The extraction of surplus-value is, however, present. The surplus extracted is not money, but in the form of symbolic capital. This recognition from others can be exchanged for other forms of capital, enabling the leaders of the three projects investigated here to gain high paying, intellectually fulfilling jobs, and to spread their political beliefs. While it appears there is thus exploitation of the commoners who contribute to these projects, it is firstly mild, and secondly does not result in a huge imbalance of wealth and opportunity, although this should not be seen as an apology for the behaviour which goes on. Whether in future this will change, and the wealth extracted will enable the emergence of a super-rich as seen in the likes of Bill Gates, the Koch brothers and Larry Ellison remains to be seen, but it appears unlikely.

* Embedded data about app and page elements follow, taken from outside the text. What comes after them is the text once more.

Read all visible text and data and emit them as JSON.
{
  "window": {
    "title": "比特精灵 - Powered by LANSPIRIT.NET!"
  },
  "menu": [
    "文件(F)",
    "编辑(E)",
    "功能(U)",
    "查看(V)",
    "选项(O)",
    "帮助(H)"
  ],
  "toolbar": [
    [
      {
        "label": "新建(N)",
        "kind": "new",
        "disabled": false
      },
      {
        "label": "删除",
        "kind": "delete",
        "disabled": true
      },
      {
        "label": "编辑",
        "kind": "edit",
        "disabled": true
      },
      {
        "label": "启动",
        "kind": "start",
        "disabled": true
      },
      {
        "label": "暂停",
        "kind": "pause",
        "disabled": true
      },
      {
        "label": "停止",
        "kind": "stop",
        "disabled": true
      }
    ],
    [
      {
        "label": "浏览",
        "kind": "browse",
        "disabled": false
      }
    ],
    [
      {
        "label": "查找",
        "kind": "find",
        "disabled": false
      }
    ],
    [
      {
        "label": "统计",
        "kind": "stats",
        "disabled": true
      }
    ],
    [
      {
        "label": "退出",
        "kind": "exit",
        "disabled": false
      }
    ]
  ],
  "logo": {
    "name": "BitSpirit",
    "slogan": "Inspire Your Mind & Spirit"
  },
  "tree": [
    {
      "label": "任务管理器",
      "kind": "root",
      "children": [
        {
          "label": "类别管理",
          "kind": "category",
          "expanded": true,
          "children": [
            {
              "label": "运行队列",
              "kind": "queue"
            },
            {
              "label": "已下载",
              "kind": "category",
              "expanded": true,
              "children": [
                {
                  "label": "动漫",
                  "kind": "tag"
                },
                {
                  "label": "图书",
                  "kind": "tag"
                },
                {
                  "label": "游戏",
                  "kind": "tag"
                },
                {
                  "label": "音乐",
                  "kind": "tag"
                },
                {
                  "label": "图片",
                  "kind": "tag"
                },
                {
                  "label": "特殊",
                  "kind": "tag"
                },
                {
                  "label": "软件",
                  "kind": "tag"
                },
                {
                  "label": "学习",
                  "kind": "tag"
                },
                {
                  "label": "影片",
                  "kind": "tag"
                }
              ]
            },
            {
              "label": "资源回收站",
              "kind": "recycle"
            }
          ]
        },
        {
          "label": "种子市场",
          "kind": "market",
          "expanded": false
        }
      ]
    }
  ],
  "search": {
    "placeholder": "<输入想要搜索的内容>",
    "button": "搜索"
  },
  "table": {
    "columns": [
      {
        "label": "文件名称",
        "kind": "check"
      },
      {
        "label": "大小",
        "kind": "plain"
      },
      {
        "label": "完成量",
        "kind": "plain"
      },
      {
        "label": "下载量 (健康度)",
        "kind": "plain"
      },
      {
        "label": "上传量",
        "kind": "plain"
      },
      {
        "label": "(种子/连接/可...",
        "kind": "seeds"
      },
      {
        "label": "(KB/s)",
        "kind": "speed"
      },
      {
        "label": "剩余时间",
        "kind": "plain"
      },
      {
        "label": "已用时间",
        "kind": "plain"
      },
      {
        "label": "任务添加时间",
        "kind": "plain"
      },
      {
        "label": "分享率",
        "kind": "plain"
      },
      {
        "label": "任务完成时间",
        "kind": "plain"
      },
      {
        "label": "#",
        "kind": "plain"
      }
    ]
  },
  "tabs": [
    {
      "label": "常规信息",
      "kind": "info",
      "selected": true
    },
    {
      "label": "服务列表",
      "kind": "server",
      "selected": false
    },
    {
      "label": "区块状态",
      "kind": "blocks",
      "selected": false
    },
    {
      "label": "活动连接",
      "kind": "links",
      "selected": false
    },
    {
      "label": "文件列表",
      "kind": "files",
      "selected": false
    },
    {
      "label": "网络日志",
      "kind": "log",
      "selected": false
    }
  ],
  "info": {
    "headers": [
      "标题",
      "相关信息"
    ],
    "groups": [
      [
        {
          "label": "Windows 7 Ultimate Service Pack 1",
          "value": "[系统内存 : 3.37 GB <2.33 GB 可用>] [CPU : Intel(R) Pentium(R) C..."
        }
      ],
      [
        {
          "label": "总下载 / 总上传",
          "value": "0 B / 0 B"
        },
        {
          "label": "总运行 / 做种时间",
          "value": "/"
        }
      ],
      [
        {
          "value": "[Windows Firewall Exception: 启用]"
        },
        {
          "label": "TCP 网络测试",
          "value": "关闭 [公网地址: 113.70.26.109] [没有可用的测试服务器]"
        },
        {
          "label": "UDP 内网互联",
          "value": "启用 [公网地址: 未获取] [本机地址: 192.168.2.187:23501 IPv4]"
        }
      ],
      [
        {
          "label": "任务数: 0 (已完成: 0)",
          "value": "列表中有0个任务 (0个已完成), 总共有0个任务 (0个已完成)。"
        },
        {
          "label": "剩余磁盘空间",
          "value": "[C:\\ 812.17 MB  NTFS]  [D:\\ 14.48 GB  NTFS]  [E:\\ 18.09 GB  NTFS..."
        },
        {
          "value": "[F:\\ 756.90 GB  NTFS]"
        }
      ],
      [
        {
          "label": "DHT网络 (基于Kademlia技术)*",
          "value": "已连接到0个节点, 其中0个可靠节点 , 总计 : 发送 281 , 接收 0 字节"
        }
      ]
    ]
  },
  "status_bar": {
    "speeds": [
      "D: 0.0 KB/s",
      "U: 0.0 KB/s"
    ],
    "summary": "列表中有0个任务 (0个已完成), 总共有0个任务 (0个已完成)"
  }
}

There are however ways in which these problems could be overcome. At present, the projects are centred upon one website, and an infrastructure and values, all generally controlled by a small group who are often self-selected, or selected by some external group with their own agenda. This reflects a hierarchical set of relationships, which could possibly be addressed through further decentralisation of key resources. For examples of this, we can look at YaCy 426, a search engine released under a free software license. The software can be used in one of a number of ways, the most interesting of these is network mode, in which several computers federate their results together. Each node searches a different set of web sites, which can be customised, the results from each node are then pooled, thus when a commoner carries out a search, the terms are searched for in the databases of several computers, and the results aggregated. This model of decentralisation prevents one entity taking control over what are a large and significant set of resources, and thus decreases the possibility of exploitation, domination and the other attendant problems of minority control or ownership over the means of production.
Addressing the problem of capitalists continuing to extract surplus, requires a technically simple, but ideologically difficult, solution. There is a general belief within the projects discussed that any use of the artefacts is fine, so long as the license is complied with. Eric Raymond, author of the influential book on digital commons governance and other matters, The Cathedral and The Bazaar, and populariser of the term open source, is perhaps most vocal about this, stating that the copyleft tradition of Stallman's GNU is overly restrictive of what people, by which he means businesses, can do, and that BSD-style, no copyleft licenses are the way forward 427. The majority of commoners taking part do not follow his explicit preference for no copyleft licenses, but nonetheless have no problem with business use of the artefacts, suggesting that wide spread use makes the tools better, and that sharing is inherently good. It appears they either do not have a problem with this, or perhaps more likely do not understand that this permissiveness allows for uses that they might not approve of. Should this change, a license switch to something preventing commercial use is one possibility."